Introduction to Special Issue How Might We Encounter Others Well?

Main Article Content

Allison M. Tan
Morgan E. Braganza


diversity, conflict, social work practice, approaches, models


Social work regulations obligate social workers to attend to issues of diversity, and consider the value of engaging others well. This includes Christian social workers. Despite this, conflict, divisiveness, and polarization are increasing among North Americans. Perhaps because of this reality, a proliferation of different models has emerged to offer social workers strategies for engaging more positively in the presence of contentious differences. This special issue provides examples of the application of three models meant to facilitate more positive encounters: restorative practice, Reflective Structured Dialogue, and Living Room Conversations. It also offers a conceptual framework meant for deconstructing and assessing various models. The collection of articles in this special issue reflects some of the work being done in North American social work practice to foster improved encounters where differences are present and shows that the field is rich with models to help each of us encounter others well.




Abstract 82 |


Allport, G. W. (1979). The nature of prejudice: Unabridged 25th anniversary edition. Perseus Books Publishing.

Braganza, M. E. (2020). Improving encounters with people who hold contentious differences: An exploration. [Doctoral dissertation, Wilfrid Laurier University].

Brice, T. (Ed.). (2016). Reconciliation ReConsidered: Advancing the national conversation about race in churches of Christ. Abilene Christian University Press.

Canadian Association of Social Workers. (2005). Guidelines for ethical practice.

Case, J. P. (2019). Around the table: Talking graciously about God. Cascade Books.

Detemple, J. (2020). The spaces we make: Dialogic classrooms and social transformation. Ohio State Journal on Dispute Resolution, 35(5), 753-779.

English, K. (2019, October 18). Digital Democracy Project shows Canada is becoming more polarized, less tolerant. Toronto Sun.

Frantell, K. A., Miles, J. R., & Ruwe, A. M. (2019). Intergroup dialogue: A review of recent empirical research and its implications for research and practice. Small Group Research, 50(5), 654-695.

Garfinkel, R. (2008). What works? Evaluating interfaith dialogue programs. Diane Publishing.

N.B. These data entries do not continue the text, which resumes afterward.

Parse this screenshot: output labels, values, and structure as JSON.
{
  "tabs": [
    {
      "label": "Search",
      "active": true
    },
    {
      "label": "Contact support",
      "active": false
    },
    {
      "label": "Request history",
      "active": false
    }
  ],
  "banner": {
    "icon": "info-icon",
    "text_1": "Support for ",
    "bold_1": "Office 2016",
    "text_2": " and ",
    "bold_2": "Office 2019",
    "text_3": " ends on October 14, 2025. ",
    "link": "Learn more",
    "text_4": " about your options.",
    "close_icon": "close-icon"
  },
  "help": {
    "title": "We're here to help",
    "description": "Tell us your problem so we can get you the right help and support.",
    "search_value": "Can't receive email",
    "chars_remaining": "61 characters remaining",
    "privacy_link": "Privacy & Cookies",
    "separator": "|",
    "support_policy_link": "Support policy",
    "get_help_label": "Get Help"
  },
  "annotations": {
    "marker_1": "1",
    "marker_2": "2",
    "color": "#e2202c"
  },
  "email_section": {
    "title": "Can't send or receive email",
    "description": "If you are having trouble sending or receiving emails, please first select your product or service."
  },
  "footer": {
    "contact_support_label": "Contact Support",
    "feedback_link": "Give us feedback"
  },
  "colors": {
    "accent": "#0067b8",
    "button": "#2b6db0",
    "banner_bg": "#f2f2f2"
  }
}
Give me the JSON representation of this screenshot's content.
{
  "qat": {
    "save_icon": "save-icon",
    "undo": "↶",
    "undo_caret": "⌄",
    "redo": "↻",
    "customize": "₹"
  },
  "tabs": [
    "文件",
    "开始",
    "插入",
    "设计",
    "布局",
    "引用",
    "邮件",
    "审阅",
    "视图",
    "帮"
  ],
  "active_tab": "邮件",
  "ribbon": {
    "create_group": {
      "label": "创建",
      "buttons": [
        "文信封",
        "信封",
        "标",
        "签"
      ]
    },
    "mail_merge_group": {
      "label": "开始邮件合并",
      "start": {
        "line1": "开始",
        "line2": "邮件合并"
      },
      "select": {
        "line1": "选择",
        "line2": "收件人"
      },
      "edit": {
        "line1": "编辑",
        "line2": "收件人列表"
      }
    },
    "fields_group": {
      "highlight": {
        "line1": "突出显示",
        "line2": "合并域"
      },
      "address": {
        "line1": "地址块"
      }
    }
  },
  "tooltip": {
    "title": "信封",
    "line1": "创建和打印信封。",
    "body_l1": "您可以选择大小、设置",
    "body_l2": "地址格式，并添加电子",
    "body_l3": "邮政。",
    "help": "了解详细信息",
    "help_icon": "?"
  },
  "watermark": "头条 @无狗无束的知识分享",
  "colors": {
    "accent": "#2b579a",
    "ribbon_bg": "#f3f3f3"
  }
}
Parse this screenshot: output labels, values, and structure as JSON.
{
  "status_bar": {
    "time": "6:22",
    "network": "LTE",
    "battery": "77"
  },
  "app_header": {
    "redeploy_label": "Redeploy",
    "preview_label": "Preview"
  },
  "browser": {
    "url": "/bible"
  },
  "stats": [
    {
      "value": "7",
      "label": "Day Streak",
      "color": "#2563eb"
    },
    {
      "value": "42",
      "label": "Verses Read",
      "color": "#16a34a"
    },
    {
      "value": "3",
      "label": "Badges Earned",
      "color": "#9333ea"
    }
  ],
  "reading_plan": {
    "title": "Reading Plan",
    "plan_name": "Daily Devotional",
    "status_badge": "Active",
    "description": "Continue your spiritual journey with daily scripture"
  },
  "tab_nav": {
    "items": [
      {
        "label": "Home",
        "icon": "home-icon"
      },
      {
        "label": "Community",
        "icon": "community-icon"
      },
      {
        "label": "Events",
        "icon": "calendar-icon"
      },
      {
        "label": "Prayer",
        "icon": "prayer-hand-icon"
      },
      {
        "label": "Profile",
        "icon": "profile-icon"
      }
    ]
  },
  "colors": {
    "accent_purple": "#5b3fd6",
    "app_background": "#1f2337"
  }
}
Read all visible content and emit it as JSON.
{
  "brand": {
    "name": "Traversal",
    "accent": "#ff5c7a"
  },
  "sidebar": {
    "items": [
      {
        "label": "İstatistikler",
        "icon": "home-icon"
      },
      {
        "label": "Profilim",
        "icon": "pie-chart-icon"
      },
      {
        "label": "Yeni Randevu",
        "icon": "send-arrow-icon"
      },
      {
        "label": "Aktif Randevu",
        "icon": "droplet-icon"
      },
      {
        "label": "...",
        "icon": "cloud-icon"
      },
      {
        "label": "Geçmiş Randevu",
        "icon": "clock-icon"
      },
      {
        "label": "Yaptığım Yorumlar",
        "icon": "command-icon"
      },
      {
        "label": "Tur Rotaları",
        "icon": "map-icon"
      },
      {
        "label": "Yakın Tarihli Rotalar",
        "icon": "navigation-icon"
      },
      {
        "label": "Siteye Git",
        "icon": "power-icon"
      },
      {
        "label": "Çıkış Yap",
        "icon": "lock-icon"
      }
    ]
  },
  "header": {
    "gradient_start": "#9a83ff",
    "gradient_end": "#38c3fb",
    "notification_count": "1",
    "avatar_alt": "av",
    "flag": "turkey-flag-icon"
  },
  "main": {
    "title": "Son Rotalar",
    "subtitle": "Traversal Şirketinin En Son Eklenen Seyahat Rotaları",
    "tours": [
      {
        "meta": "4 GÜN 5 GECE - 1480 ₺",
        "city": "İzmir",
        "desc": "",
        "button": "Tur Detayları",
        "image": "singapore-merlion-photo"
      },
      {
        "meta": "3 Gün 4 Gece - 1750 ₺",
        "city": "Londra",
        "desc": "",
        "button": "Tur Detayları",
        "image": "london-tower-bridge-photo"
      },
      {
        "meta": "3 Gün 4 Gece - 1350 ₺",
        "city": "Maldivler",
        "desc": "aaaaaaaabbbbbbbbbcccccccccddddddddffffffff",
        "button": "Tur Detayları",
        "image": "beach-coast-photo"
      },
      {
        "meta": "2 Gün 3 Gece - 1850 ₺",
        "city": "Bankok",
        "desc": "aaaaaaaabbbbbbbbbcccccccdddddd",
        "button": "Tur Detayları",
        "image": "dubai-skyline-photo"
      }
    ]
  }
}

Goshen-Gottsein, A. (Ed.). (2018). The religious other: Hostility, hospitality, and the hope of human flourishing. Wipf & Stock.

Gower, K., Cornelius, L., Rawls, R., & Walker, B. B. (2020). Reflective structured dialogue: A qualitative thematic analysis. Conflict Resolution Quarterly, 37(3), 207-221.

Hopkins, B. (Ed.) (2015). Restorative theory in practice: Insights into what works and why. Jessica Kingsley Publishers.

Kaemingk, M. (2018). Christian hospitality and Muslim immigration in an age of fear. Eerdmans.

Keller, T., & Inazu, J. (2020). Uncommon ground: Living faithfully in a world of difference. Nelson Books.

Lloyd, M., & Nassar, H. M. (2019, October 22). Polarized like never before: Hard work ahead to bring Canada together, expert says. CityNews.

Mansfield, K. C., & Jean-Marie, G. (2015). Courageous conversations about race, class, and gender: Voices and lessons from the field. International Journal of Qualitative Studies in Education, 28(7), 819-841.
Marin, A. (2016). Us Vs. Us: The Untold Story of Religion and the LGBT Community. NavPress.

Nagda, B.A., Gurin, P., Sorensen, N., & Zuniga, X. (2009). Evaluating intergroup dialogue: Engaging diversity for personal and social responsibility. Diversity and Democracy, (12), 1, 3-6.

National Association of Social Workers. (2021). Highlighted revisions to the Code of Ethics.

New International Version. (2021). BibleGateway.

Schmidt, C. K., Earnest, D. R., & Miles, J. R. (2020). Expanding the reach of intergroup dialogue: A quasi-experimental study of two teaching methods for undergraduate multicultural courses. Journal of Diversity in Higher Education, 13(3), 264–273.

Seibert, E. A. (2018). Disarming the church: Why Christians must forsake violence to follow Jesus and change. Wipf and Stock Publishers.

Shryack, J., Taylor, L., Raps, B., & Blades, J. (2020). Living room conversations: Identity formation and democracy. In E. Sample & D. Irvin-Erickson (eds.). Building peace in America. (pp. 63-74). Rowman & Littlefield.

Wazir, Z. (2021, June 23). People see more social division after pandemic. U.S. News.